The point of all of this is that lawyers are not their clients.  Lawyers aid their clients in reaching a resolution to legal disputes.  While lawyers can, and often do, turn down cases for a variety of reasons, lawyers shouldn’t be criticized for doing their job in the cases that they do decide to take. With any political candidate, there is plenty to criticize without the necessity of reviewing every legal brief he or she wrote in her pre-political career.

Amazon Sues Product-Reviewer-For-Hire

Apparently, there are various services out there which provide fake reviews for products in exchange for payment. Who knew? Amazon did, and it may be the first company to take a stand via a lawsuit to combat this practice:

According to GeekWire, the e-commerce giant has filed a lawsuit against a man known as Jay Gentile from California, who was identified as the operator of several websites that peddle product reviews, including bayreviews.net, buyreviewsnow.com, buyazonreviews.com and buyamazonreviews.com. The Seattle Times, however, notes that while the last two are included in the lawsuit, they are owned by different people, and that buyamazonreviews.com belongs to someone named Mark Collins.

The lawsuit alleges that the defendants were “offering fake verified reviews for a price and . . . telling potential customers that they can just ship empty boxes to his writers for the website to recognize the purchase.” According to sections on www.buyamazonreviews.com explaining the nature of the business:

Never has it been easier to get multiple 4 and 5 star reviews on your Amazon product page. We provide real reviews from aged accounts with real buying activity. Most products in the Amazon marketplace will never even be seen. The more positive reviews you have the better your chances are.

The website also explains that:

A purchase of your product is not required for us to post a review. If you would like a verified purchase review however we can buy your product first. If the cost is $2.00 or less we will cover the price. If it is more than this you will need to make arrangements with us to reimburse the cost. We are only accepting very limited amounts of verified purchase reviews, please contact us before ordering if you are interested in these.

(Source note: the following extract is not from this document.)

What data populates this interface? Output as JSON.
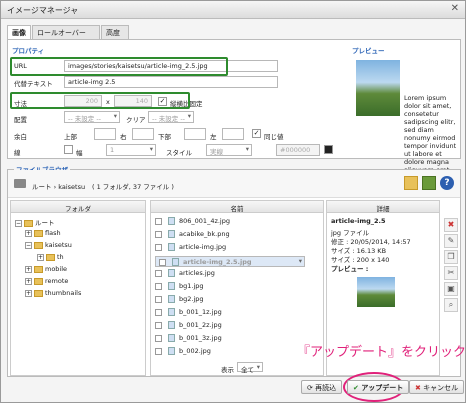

The site also provides pricing information for various quantities of reviews:

Amazon Reviews

Thus, it appears that buyamazonreviews.com is quite up front and public about the nature of its business.  Presumably, someone has at least looked into whether the practice is legal or in compliance with the website’s terms of service.  It will be interesting to see whether the business model is defensible in court.

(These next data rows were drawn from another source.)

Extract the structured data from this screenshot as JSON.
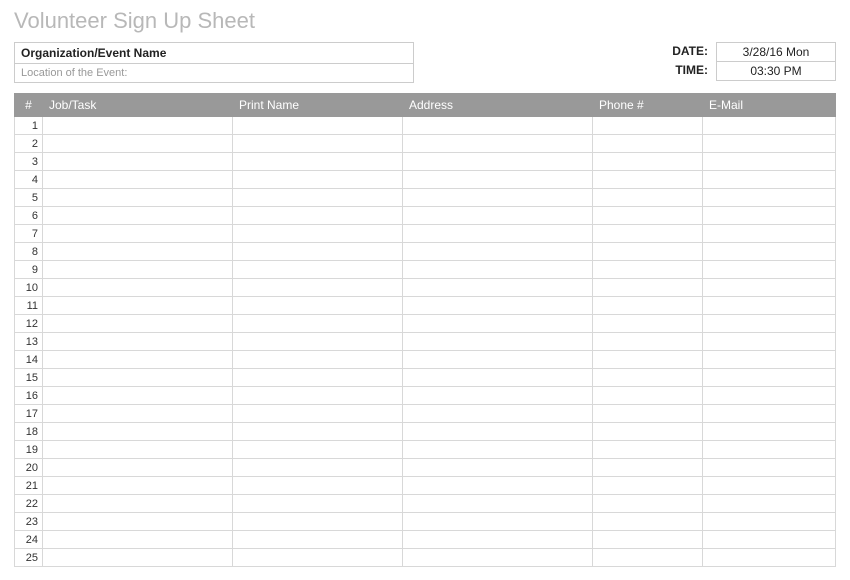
{
  "title": "Volunteer Sign Up Sheet",
  "org_label": "Organization/Event Name",
  "location_label": "Location of the Event:",
  "date_label": "DATE:",
  "date_value": "3/28/16 Mon",
  "time_label": "TIME:",
  "time_value": "03:30 PM",
  "columns": {
    "num": "#",
    "job": "Job/Task",
    "name": "Print Name",
    "address": "Address",
    "phone": "Phone #",
    "email": "E-Mail"
  },
  "rows": [
    {
      "n": "1",
      "job": "",
      "name": "",
      "address": "",
      "phone": "",
      "email": ""
    },
    {
      "n": "2",
      "job": "",
      "name": "",
      "address": "",
      "phone": "",
      "email": ""
    },
    {
      "n": "3",
      "job": "",
      "name": "",
      "address": "",
      "phone": "",
      "email": ""
    },
    {
      "n": "4",
      "job": "",
      "name": "",
      "address": "",
      "phone": "",
      "email": ""
    },
    {
      "n": "5",
      "job": "",
      "name": "",
      "address": "",
      "phone": "",
      "email": ""
    },
    {
      "n": "6",
      "job": "",
      "name": "",
      "address": "",
      "phone": "",
      "email": ""
    },
    {
      "n": "7",
      "job": "",
      "name": "",
      "address": "",
      "phone": "",
      "email": ""
    },
    {
      "n": "8",
      "job": "",
      "name": "",
      "address": "",
      "phone": "",
      "email": ""
    },
    {
      "n": "9",
      "job": "",
      "name": "",
      "address": "",
      "phone": "",
      "email": ""
    },
    {
      "n": "10",
      "job": "",
      "name": "",
      "address": "",
      "phone": "",
      "email": ""
    },
    {
      "n": "11",
      "job": "",
      "name": "",
      "address": "",
      "phone": "",
      "email": ""
    },
    {
      "n": "12",
      "job": "",
      "name": "",
      "address": "",
      "phone": "",
      "email": ""
    },
    {
      "n": "13",
      "job": "",
      "name": "",
      "address": "",
      "phone": "",
      "email": ""
    },
    {
      "n": "14",
      "job": "",
      "name": "",
      "address": "",
      "phone": "",
      "email": ""
    },
    {
      "n": "15",
      "job": "",
      "name": "",
      "address": "",
      "phone": "",
      "email": ""
    },
    {
      "n": "16",
      "job": "",
      "name": "",
      "address": "",
      "phone": "",
      "email": ""
    },
    {
      "n": "17",
      "job": "",
      "name": "",
      "address": "",
      "phone": "",
      "email": ""
    },
    {
      "n": "18",
      "job": "",
      "name": "",
      "address": "",
      "phone": "",
      "email": ""
    },
    {
      "n": "19",
      "job": "",
      "name": "",
      "address": "",
      "phone": "",
      "email": ""
    },
    {
      "n": "20",
      "job": "",
      "name": "",
      "address": "",
      "phone": "",
      "email": ""
    },
    {
      "n": "21",
      "job": "",
      "name": "",
      "address": "",
      "phone": "",
      "email": ""
    },
    {
      "n": "22",
      "job": "",
      "name": "",
      "address": "",
      "phone": "",
      "email": ""
    },
    {
      "n": "23",
      "job": "",
      "name": "",
      "address": "",
      "phone": "",
      "email": ""
    },
    {
      "n": "24",
      "job": "",
      "name": "",
      "address": "",
      "phone": "",
      "email": ""
    },
    {
      "n": "25",
      "job": "",
      "name": "",
      "address": "",
      "phone": "",
      "email": ""
    }
  ]
}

We have several questions regarding the legal issues surrounding the case.  For example, does Amazon have standing to file suit essentially on behalf of its customers?Presumably, if the “enhanced” reviews drove more sales, Amazon actually experienced increased sales.  What if a product for which review are purchased is simply a great product, and the review from a normal customer would have been a four or five star rating anyway?  Along those same lines, if the customers who actually purchased the products because of the high reviews, and the customers ended up liking the product, are there damages?  What if the reviews at issue actually caused Amazon to have increased sales? As noted above, we suspect this may be an abuse of the terms of service, and Amazon is just policing things to ensure that its reviews are intellectually honest. We’ll see.